Woodrow Wilson once claimed that while men die, ideas live. John F. Kennedy had no ideas but in death he became one. All the zesty confidence and breezy chutzpah of the American century became flesh in JFK, though like him it would never recover from what happened in Dallas. The United States now had a wound that was worthy of Shakespeare, what Don DeLillo memorably called the moment ‘that broke the back of the American century.’
The assassination, with its catalogue of secrets, its endless theories and rituals, its theology of patterns and links, has become a true dead end. The central player in the drama – Lee Harvey Oswald – is a slapstick figure straight out of a Marx brothers movie. Oswald bumbled into history like a child causing chaos in a gift shop. The riddle of his life is how he made a fool out of the greatest power the world had ever seen.
The Kennedy mantle passed to Bobby, who was himself gunned down in 1968. The third brother Ted was the next to have a crack at the big prize in 1980. Asked why he wanted to be president by CBS News’s Roger Mudd, Teddy, agonizingly, had no real answer. Perhaps he wanted to be president because being president was something that happened to people like him. Such is the attitude of the Kennedys, to whom power is an inheritance, an heirloom, a reflex.

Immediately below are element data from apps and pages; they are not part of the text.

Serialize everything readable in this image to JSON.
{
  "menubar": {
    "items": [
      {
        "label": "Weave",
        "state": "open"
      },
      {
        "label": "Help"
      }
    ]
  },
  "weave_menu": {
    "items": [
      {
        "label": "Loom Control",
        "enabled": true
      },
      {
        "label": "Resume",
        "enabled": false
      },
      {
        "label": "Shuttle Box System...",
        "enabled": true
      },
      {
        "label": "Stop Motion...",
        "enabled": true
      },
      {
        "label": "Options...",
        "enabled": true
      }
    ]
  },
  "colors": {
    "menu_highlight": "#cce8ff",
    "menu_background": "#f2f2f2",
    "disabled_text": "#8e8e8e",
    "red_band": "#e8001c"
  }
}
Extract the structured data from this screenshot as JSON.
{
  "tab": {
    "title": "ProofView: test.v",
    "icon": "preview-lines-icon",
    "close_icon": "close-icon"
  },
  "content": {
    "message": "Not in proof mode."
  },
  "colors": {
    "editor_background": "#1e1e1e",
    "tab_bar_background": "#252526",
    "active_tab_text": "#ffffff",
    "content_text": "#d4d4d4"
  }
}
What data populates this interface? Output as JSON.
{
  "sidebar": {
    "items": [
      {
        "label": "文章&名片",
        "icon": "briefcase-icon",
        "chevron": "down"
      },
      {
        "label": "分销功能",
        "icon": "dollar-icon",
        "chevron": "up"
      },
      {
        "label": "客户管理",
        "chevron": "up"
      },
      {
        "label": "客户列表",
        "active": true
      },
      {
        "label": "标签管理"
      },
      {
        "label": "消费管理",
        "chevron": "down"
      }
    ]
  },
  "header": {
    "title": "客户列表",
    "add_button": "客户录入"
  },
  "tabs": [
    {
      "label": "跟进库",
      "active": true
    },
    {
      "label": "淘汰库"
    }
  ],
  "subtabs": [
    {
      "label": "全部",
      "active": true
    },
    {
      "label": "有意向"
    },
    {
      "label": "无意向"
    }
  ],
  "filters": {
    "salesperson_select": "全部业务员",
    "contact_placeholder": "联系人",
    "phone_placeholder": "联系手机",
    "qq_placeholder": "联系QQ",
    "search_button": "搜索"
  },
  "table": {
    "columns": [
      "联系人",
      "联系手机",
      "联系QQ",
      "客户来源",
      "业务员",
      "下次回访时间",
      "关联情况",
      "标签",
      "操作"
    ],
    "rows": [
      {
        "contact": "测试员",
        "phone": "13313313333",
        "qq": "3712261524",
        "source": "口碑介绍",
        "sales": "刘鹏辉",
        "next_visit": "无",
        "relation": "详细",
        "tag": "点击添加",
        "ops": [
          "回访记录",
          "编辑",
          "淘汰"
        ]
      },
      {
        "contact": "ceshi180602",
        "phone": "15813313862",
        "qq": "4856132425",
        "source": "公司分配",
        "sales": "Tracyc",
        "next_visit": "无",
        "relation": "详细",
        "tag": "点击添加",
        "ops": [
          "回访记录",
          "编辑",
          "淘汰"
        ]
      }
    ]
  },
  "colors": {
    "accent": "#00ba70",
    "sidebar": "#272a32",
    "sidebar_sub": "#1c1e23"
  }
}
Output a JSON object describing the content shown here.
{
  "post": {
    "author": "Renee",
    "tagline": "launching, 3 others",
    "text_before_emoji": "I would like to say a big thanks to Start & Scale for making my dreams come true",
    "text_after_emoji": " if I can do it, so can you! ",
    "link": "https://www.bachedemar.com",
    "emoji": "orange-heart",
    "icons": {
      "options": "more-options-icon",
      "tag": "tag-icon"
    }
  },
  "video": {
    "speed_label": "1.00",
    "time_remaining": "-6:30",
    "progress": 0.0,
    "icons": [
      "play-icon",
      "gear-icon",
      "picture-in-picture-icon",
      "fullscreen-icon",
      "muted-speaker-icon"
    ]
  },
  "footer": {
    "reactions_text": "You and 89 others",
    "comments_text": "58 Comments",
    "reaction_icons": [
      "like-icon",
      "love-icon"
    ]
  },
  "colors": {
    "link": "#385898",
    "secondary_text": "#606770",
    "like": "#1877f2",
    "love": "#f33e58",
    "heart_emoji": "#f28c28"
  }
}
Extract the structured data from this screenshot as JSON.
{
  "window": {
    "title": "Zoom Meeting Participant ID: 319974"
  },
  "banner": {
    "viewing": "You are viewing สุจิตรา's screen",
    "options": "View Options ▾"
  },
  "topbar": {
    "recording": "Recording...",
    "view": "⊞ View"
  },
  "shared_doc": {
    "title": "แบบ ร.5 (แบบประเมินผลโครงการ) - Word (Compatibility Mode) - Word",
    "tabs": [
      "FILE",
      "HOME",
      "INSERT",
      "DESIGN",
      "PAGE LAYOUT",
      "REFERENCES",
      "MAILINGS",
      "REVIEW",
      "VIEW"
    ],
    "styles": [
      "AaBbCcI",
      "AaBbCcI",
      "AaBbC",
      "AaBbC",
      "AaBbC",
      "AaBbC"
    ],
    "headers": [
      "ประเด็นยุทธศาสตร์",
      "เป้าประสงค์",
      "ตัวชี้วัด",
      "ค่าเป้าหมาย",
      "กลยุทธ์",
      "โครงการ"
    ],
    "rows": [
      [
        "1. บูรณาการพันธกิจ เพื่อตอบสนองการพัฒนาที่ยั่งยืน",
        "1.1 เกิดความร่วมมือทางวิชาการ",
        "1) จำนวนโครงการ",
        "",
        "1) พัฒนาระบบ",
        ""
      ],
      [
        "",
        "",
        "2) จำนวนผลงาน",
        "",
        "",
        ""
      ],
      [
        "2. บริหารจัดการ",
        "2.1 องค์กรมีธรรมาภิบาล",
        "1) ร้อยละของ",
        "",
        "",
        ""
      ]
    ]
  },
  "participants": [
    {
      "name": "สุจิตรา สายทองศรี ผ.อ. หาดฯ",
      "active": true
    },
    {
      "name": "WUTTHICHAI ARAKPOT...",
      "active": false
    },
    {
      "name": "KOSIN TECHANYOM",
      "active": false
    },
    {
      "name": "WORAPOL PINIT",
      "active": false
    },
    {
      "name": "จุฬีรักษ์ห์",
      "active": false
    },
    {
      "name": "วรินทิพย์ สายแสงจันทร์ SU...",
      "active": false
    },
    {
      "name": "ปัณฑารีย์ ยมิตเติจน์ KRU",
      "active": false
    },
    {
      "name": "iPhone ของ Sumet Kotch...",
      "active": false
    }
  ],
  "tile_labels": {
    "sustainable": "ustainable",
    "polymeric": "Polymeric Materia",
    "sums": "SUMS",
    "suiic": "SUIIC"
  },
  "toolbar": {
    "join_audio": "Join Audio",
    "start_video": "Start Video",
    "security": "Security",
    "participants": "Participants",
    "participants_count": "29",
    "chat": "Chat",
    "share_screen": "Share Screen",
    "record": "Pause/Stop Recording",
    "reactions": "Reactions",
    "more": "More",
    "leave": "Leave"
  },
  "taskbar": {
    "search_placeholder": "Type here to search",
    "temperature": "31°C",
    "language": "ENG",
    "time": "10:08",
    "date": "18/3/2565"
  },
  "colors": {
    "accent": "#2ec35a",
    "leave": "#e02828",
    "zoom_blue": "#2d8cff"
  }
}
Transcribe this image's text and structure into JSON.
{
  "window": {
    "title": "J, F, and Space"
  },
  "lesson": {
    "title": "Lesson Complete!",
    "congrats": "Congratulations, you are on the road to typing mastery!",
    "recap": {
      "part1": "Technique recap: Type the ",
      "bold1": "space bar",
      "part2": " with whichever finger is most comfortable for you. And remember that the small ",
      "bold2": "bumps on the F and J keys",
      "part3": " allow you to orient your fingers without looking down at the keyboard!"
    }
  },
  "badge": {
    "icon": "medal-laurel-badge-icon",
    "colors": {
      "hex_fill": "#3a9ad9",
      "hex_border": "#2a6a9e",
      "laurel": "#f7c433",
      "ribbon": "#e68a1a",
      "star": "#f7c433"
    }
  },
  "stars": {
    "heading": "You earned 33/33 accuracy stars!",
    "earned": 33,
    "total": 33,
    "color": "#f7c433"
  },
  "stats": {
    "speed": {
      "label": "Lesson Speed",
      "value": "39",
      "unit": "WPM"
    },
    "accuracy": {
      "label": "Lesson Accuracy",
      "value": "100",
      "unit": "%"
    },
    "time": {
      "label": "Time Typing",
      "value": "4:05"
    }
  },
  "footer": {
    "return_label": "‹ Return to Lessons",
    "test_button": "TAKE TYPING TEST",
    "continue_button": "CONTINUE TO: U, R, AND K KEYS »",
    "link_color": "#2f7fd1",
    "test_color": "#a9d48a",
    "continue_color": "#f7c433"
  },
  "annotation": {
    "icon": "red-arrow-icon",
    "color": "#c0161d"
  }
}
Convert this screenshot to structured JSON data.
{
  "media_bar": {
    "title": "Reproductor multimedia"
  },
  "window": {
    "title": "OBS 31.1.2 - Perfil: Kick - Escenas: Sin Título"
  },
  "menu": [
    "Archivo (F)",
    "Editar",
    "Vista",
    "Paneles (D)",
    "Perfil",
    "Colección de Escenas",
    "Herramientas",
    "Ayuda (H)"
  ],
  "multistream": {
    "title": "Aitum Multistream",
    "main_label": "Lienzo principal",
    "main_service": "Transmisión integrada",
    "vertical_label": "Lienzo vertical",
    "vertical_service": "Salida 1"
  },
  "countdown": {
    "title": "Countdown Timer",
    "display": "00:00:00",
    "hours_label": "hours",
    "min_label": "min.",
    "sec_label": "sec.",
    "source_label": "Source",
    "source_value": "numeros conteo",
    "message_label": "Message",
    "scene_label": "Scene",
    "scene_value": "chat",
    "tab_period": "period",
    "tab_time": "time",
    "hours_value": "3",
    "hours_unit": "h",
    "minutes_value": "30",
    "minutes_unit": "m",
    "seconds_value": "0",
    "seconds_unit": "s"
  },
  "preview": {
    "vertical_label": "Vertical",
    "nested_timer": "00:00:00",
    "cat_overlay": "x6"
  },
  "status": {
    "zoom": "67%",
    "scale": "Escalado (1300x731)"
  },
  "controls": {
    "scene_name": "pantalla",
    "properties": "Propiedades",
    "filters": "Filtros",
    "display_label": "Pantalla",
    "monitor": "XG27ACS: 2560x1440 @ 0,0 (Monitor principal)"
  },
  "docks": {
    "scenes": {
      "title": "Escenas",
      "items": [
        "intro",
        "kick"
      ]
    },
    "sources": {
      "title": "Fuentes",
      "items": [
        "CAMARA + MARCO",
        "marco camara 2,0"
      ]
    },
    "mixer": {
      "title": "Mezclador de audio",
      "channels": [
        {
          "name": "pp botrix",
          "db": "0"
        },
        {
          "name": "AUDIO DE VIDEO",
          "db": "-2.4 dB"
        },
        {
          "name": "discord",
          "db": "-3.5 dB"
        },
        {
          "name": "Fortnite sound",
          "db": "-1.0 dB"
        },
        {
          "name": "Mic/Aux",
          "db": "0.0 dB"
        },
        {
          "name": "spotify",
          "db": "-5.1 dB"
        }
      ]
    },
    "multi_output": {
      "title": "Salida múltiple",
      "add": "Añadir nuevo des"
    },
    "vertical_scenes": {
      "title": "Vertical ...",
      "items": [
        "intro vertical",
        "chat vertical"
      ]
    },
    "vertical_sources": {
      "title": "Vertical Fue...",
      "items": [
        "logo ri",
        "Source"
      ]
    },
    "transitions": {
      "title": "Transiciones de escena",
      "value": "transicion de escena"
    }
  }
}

He wasn’t the only one to be upended by the Kennedy banana skin. The JFK mythos has mesmerized the Democratic party ever since. Bill Clinton surely had the self-image of a Kennedy-style womanizer, even though he was seducing chubby interns rather than Hollywood starlets. Barack Obama was undoubtedly the coolest president since Kennedy. Both blended youthful vitality, sharp tailoring and a strutting, know-it-all confidence into an ultra-creditable package for the mass media. Kennedy and Obama made their supporters feel good about themselves (to the point of smugness) and both believed that gorgeous rhetoric was a better tool with which to shape an era than the gritty matter of actually legislating.
Like Kennedy in Cuba and Vietnam, Obama blundered in Syria. Away from the undoubted style and eloquence, there is the same terrible legacy: the abuse, misuse and non-use of American power, with stacks of corpses to show for these errors. Not that many people can look past the eloquence or the style. As Jack put it to Gore Vidal after the Bay of Pigs fiasco: ‘In this job, the worse you fuck up, the higher the ratings.’
The legacy of Kennedy, slavishly followed by the Clintons and Obama, is a belief that if you have enough intelligent people in the room you can solve almost any problem. This is a suave, patrician kind of politics. Gather together the most impressive fellows, all self-assurance and valuable connections – fellows who know how things ‘really work’ – who are happy to conduct business in between conversations about their Harvard days, and let them sort it all out. History is just something unpleasant that happens to other people.
Eventually these administrations make half the country feel stupid. As such Richard Nixon and Donald Trump, in their 1968 and 2016 guises as fiery tribunes of middle-American thickos, were natural democratic reactions to the ironic self-regard of the Kennedy brothers and Barack Obama.
JFK’s brutal murder was a terrible moment for America and, perversely, the best thing that could have happened to the Kennedy family. The Camelot that paid the tragic levy of blood (twice) in the service of the Republic is a powerful legend that no committee room PR operation can ever hope to match.
All Democrats are measured against this myth of confidence and promise, with Beto O’Rourke the latest to fall short of it. For all Clinton and Obama’s mimicry they were never quite adequate as successors to Kennedy either. Bill was too gangly, too southern, too eager to please; Barack was too serious, too cerebral, too pompous.
Impressionists are never as good as the real thing. The future of the Democratic party at the national level isn’t Beto or Kamala Harris. It’s Jack Kennedy Schlossberg, JFK’s grandson. With the scintillatingly crisp hair and angular profile of a man who was born to be photographed, Schlossberg looks as if he were designed, engineered and conditioned for optimum media salivation.
As his grandfather once showed, there isn’t much more to the presidency than that.